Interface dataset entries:
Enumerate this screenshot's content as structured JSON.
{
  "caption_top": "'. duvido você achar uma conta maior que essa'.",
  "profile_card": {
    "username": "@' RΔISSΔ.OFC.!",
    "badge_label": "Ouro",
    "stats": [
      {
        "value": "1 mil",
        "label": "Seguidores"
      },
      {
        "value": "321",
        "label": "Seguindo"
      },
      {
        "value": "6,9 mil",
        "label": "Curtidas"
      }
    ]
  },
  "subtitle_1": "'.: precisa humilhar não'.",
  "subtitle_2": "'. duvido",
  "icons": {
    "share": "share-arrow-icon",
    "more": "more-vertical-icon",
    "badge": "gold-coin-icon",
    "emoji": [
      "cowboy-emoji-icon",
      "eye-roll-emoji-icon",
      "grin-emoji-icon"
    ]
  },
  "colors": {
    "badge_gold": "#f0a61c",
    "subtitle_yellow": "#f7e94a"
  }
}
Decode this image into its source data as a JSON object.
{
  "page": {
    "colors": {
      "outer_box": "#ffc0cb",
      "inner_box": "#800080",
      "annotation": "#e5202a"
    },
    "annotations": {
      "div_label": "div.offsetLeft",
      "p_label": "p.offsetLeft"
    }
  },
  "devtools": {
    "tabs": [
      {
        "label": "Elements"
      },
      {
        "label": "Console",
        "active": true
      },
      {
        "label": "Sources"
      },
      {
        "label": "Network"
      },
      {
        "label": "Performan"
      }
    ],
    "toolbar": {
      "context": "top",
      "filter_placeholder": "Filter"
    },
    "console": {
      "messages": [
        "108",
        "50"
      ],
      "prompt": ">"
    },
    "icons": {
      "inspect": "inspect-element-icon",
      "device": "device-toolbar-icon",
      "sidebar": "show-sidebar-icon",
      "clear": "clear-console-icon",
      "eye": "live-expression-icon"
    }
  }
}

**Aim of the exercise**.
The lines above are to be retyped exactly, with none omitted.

**Task result**.
Enumerate this screenshot's content as structured JSON.
{
  "caption_top": "'. duvido você achar uma conta maior que essa'.",
  "profile_card": {
    "username": "@' RΔISSΔ.OFC.!",
    "badge_label": "Ouro",
    "stats": [
      {
        "value": "1 mil",
        "label": "Seguidores"
      },
      {
        "value": "321",
        "label": "Seguindo"
      },
      {
        "value": "6,9 mil",
        "label": "Curtidas"
      }
    ]
  },
  "subtitle_1": "'.: precisa humilhar não'.",
  "subtitle_2": "'. duvido",
  "icons": {
    "share": "share-arrow-icon",
    "more": "more-vertical-icon",
    "badge": "gold-coin-icon",
    "emoji": [
      "cowboy-emoji-icon",
      "eye-roll-emoji-icon",
      "grin-emoji-icon"
    ]
  },
  "colors": {
    "badge_gold": "#f0a61c",
    "subtitle_yellow": "#f7e94a"
  }
}
Decode this image into its source data as a JSON object.
{
  "page": {
    "colors": {
      "outer_box": "#ffc0cb",
      "inner_box": "#800080",
      "annotation": "#e5202a"
    },
    "annotations": {
      "div_label": "div.offsetLeft",
      "p_label": "p.offsetLeft"
    }
  },
  "devtools": {
    "tabs": [
      {
        "label": "Elements"
      },
      {
        "label": "Console",
        "active": true
      },
      {
        "label": "Sources"
      },
      {
        "label": "Network"
      },
      {
        "label": "Performan"
      }
    ],
    "toolbar": {
      "context": "top",
      "filter_placeholder": "Filter"
    },
    "console": {
      "messages": [
        "108",
        "50"
      ],
      "prompt": ">"
    },
    "icons": {
      "inspect": "inspect-element-icon",
      "device": "device-toolbar-icon",
      "sidebar": "show-sidebar-icon",
      "clear": "clear-console-icon",
      "eye": "live-expression-icon"
    }
  }
}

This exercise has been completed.